Rush is currently in discussions with the Mallozzi Group to operate the casino’s banquet facility and marketplace. The marketplace is expected to serve pizza, burgers and sandwiches.
The casino also plans to establish a “long-lasting partnership” with Schenectady County Community College, which is less than a mile from the site. The college has degree programs in casino and gaming management, hotel and restaurant management and tourism and hospitality.
“The project’s casino, hotel and banquet hall will provide invaluable new internship and employment opportunities for students,” according to the application. “SCCC’s training programs are uniquely designed to help unemployed persons train for new careers at Rivers Casino & Resort.”
Aside from its impact on business, the casino is also expected to generate millions in revenue for the city, county and schools. Gaming taxes are estimated to total $81.5 million, with 10 percent — $8.1 million — given to the city and county and another 10 percent to surrounding counties. The tax rate for the host community is calculated to be 3.7 percent.
Sales tax is expected to total more than $2.4 million, with the county receiving nearly $1.4 million.
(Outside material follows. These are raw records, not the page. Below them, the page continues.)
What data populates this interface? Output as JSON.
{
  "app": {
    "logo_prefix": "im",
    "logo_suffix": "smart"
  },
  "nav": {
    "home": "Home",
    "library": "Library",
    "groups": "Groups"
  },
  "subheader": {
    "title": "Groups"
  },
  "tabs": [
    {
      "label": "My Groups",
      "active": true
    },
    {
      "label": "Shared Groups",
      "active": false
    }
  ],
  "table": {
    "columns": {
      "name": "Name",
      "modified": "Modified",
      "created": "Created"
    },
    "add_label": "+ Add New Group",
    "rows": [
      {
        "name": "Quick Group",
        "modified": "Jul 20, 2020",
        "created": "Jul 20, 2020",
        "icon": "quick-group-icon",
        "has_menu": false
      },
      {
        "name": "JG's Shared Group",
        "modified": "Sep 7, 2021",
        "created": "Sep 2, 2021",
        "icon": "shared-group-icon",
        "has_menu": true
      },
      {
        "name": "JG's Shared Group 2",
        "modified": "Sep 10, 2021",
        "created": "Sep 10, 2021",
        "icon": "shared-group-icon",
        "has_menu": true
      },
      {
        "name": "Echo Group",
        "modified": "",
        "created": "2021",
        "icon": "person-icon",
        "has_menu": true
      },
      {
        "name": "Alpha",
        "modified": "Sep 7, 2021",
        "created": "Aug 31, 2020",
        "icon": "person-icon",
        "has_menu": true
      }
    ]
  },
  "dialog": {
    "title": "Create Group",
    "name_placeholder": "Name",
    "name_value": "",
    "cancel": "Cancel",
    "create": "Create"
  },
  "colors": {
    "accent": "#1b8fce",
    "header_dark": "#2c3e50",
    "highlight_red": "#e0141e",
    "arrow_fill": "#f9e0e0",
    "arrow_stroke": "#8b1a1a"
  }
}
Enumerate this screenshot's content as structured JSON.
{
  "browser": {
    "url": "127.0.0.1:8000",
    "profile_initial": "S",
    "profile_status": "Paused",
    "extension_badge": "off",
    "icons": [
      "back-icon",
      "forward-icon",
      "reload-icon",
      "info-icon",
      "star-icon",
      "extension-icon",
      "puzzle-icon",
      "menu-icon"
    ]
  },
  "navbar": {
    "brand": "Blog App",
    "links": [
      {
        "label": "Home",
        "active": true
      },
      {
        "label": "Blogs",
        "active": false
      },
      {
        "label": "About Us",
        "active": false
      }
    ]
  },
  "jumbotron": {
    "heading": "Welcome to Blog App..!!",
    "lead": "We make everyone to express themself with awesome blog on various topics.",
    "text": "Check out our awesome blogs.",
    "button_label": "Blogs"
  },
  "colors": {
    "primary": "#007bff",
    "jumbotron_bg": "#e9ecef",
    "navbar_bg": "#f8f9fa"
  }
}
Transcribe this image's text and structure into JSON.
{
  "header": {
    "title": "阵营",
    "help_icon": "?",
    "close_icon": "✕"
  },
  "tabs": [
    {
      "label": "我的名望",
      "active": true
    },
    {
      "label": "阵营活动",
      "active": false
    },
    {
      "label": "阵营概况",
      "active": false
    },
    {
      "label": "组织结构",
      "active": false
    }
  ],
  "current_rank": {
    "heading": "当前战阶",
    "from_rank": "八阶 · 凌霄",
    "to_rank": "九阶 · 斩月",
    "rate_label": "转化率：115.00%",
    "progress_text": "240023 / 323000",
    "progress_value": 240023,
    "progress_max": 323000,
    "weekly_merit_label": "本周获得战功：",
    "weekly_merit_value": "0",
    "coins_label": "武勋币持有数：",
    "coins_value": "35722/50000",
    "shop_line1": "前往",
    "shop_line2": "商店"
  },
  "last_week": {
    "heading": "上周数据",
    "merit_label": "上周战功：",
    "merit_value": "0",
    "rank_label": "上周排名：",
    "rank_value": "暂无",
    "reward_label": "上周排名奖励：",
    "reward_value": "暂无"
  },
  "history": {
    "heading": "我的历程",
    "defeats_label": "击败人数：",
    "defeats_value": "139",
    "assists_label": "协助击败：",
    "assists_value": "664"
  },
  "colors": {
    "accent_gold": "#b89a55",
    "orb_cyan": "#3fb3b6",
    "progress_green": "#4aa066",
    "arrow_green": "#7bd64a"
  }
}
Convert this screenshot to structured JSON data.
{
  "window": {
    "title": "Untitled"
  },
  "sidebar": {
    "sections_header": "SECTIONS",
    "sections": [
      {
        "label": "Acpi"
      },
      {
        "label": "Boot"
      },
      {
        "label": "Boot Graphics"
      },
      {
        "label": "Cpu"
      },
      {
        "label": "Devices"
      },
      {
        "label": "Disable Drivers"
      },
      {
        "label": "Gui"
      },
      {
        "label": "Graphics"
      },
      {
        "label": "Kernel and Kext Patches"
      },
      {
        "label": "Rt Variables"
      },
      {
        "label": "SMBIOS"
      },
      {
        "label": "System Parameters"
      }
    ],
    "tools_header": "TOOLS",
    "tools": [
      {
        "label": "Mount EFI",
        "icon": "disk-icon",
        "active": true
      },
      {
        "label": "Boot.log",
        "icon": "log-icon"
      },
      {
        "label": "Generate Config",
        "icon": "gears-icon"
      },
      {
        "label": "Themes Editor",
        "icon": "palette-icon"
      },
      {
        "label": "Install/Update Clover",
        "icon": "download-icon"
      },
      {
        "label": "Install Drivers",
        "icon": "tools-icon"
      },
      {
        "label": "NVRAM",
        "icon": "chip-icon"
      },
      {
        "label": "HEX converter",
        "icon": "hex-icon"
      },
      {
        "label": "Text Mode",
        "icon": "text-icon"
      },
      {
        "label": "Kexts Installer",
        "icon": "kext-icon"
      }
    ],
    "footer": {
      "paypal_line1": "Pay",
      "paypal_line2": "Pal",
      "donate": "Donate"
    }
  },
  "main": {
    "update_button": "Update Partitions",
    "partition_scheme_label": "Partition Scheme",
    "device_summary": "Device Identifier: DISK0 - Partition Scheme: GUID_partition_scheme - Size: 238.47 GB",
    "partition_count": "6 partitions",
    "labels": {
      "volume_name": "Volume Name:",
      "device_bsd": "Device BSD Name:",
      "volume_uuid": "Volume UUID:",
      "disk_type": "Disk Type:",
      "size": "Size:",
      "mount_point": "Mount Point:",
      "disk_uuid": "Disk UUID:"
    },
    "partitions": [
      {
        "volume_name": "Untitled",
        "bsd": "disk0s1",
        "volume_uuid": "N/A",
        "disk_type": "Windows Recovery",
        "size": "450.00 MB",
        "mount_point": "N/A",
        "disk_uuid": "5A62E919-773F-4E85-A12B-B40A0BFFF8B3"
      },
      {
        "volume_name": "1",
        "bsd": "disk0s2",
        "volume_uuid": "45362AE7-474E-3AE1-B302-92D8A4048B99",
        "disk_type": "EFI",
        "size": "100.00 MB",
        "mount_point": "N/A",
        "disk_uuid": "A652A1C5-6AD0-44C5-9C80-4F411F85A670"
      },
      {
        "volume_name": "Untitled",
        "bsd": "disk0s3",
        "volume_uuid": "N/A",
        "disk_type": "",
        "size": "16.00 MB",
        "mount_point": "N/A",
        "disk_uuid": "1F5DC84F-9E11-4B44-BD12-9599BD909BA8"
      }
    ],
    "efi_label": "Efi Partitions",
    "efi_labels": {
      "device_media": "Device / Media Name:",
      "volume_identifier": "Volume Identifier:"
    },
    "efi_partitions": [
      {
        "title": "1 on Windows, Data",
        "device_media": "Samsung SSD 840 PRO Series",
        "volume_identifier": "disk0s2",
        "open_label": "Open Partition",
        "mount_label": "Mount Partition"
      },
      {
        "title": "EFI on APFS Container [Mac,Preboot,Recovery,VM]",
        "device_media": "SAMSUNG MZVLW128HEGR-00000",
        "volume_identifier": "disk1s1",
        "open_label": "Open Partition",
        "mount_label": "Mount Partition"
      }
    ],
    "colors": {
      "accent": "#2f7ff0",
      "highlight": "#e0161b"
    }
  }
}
Property taxes for the casino are estimated to total $4 million, with more than half going to the Schenectady City School District.
The application lists its location within the floodplains of the Mohawk River as a possible geological or structural defect. Project plans include widening the river to provide for flood control and raising the elevation of the site above the floodplain.
“Being situated in the floodplain, the site has flooded in the past when subjected to uncommon rain events,” the application states.
But according to a Floodplain Development Hydraulics Report included in the application, the project will not adversely impact the floodplain. The study was done in February 2013.
Changes along the river will also provide for a harbor and river walk. A link will be made to the Mohawk Hudson Hike-Bike Trail to provide direct access to downtown Schenectady.
Not cited as a potential defect is a small nuclear reactor located on the property that is operated by Rensselaer Polytechnic Institute. About 50 students and researchers work at the lab, which is intended only for research experiments and operator training.
In renderings released by the Galesi Group last month, the reactor was disguised as a lighthouse, but in the site plan provided for the casino application, the reactor disappeared completely from the site.
Rush argues Schenectady is the best choice for a casino in the Capital Region — rather than proposed sites in Amsterdam, Cobleskill, East Greenbush and Rensselaer — because of the city’s high taxes and struggling school district. The application cites a 2013 report by the Department of Development that emphasizes Schenectady’s declining tax base and increase in property taxes. The report also points to spending cuts at Schenectady’s schools.
“Schenectady is a well-qualified candidate for fulfilling the goal of the Gaming Act,” the application says, “to enhance the financial condition of localities in the state that have suffered from economic hardships.”
Galesi Group is looking to start construction eight months after selection of a casino license by the Gaming Commission’s Facility Location Board in the fall. The casino would then be up and running within 24 months.